The bad news is that 40% of those participating in the study —one parent and one adult child—disagreed with their family member on the roles each should play as parents age. That’s according to a new study from Fidelity Investments. Disagreement on decisions such as long term care and estate planning is not just a failure to communicate, it’s a recipe for potential,expensive litigate.
Money’s recent article, “Here’s What Your Aging Parents Say They Want You to Do for Them,” says that these kinds of mismatches can create major emotional and financial problems down the road. Families should not wait until a health crisis or other unexpected event demands a caregiving or financial planning conversation; it is far better to have these conversations in advance of any triggering events. One clear finding on financial support for parents was that while over 90% of parents who responded said they wouldn’t like to become financially dependent on their children, only 30% of children shared that view, and about 25% are already planning to support their parents financially.
There were other expectation differences with financial assistance tasks.

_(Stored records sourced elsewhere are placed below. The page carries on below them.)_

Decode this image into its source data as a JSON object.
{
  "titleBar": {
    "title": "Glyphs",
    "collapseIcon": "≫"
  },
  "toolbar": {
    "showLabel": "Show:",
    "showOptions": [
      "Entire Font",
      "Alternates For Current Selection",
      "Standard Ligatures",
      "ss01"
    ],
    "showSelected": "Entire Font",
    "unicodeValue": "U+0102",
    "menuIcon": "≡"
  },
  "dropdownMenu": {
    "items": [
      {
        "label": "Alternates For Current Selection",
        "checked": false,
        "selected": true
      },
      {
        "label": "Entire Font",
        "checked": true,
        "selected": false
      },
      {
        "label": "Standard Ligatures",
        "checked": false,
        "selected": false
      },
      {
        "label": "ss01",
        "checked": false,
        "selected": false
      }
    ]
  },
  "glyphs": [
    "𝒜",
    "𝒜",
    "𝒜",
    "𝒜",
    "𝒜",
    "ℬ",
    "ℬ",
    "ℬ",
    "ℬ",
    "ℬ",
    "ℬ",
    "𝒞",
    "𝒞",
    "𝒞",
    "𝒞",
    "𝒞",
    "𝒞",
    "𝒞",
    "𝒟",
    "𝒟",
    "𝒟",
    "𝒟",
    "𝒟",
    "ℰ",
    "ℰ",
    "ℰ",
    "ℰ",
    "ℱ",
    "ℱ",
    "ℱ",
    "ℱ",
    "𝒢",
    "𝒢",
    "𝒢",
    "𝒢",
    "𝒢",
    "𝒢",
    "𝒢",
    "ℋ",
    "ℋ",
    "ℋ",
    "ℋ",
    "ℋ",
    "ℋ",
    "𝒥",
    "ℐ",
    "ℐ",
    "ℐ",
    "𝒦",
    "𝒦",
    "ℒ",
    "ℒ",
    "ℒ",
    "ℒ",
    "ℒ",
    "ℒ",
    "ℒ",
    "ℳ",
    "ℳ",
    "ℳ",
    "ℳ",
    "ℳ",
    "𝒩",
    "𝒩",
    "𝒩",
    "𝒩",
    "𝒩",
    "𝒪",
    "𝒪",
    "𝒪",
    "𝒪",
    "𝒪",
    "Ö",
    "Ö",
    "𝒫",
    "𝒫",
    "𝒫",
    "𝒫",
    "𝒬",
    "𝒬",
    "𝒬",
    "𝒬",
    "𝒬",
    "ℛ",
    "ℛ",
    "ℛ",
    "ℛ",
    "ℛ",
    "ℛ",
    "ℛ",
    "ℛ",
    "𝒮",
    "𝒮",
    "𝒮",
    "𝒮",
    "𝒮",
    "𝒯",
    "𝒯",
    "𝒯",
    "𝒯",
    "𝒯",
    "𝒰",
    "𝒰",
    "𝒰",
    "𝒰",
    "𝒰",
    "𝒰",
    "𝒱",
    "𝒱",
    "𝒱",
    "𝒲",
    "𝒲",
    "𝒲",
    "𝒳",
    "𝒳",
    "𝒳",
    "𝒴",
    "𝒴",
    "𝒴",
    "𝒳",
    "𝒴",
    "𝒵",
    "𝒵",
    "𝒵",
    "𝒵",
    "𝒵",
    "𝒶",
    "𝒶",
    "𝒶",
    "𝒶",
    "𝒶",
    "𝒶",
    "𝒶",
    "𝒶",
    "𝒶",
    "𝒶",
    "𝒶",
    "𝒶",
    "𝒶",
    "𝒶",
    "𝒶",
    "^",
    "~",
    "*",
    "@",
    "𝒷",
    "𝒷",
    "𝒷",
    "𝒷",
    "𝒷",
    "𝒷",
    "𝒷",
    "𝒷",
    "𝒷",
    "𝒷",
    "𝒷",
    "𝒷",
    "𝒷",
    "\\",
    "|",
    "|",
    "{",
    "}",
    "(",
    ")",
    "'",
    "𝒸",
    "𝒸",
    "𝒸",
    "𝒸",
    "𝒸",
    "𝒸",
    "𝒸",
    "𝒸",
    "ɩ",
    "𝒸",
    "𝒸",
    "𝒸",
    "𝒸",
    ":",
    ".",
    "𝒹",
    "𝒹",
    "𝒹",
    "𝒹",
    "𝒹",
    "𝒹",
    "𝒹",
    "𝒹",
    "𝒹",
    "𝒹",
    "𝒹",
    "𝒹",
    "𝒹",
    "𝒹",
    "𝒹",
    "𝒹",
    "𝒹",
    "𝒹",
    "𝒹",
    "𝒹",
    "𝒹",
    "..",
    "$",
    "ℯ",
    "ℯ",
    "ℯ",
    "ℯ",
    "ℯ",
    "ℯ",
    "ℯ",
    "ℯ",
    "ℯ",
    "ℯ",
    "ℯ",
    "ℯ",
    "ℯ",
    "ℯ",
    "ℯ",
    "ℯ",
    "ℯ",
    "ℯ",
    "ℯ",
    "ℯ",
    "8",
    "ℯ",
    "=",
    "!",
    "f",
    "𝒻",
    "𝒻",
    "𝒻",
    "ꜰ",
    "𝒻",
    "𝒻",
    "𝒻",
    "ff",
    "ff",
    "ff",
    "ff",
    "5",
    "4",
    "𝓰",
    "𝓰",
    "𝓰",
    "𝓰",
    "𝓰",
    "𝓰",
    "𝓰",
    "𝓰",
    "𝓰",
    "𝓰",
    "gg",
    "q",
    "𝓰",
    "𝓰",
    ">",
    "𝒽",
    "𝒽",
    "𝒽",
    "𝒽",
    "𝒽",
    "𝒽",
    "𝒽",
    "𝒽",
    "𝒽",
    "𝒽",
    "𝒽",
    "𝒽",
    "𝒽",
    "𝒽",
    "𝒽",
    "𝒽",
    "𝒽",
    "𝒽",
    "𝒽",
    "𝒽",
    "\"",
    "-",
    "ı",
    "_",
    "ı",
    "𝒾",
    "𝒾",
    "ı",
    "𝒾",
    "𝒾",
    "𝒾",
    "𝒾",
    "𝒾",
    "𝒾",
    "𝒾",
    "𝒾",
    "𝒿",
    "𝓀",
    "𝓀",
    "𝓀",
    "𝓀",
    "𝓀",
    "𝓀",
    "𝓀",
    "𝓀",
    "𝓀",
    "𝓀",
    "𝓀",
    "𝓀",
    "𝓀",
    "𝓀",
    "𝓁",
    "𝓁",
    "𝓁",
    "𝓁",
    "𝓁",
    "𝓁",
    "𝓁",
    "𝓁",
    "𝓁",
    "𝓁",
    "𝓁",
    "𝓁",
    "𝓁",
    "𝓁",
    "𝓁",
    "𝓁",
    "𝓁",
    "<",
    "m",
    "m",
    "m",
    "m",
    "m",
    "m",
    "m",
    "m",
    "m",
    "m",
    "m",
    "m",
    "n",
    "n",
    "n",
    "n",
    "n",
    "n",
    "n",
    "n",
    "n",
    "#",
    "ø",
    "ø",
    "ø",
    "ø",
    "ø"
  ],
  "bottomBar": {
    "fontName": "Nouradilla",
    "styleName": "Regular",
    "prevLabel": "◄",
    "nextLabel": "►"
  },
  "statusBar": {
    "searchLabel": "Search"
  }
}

About 70% of parents expect that at least one of their children will help manage investments and retirement finances, and about the same percentage thought the kids would pitch in on household expenses, budgeting, and bills. However, 36% of children didn’t know they were expected to handle investments, and 44% were unaware their parents wanted help with household budgets.
The big reason children are clueless when it comes to what their parents expect is the simple fact that their parents have never told them. That’s a problem. There are many reasons why parents might choose to give responsibilities to one child over another, like location or having a particular skill set that makes them better qualified to handle certain roles. However, if that person doesn’t know the plan, they won’t be prepared, which could be problematic. It could mean a lack of access to paperwork, delays, confusion and extra expense—not to mention poor care.
When asked about family conversations, most respondents said they’d never had detailed conversations about topics like long-term care, living expenses in retirement, estate planning and the location of important documents. The survey found that the majority of both parents and children felt that discussions about financial planning don’t need to happen until the parents have retired and either health or finances are an issue. But this might be too late. To eliminate any confusion and to clarify expectations for all family members, conversations should happen well before parents intend to retire or health issues arise.
A qualified elder law attorney can help facilitate family understandings on these important matters. Consult our website at the tab labeled "Planning for Mom and Dad" or register online for one of our workshops on this topic.
Reference: Money (June 28, 2016) “Here’s What Your Aging Parents Say They Want You to Do for Them”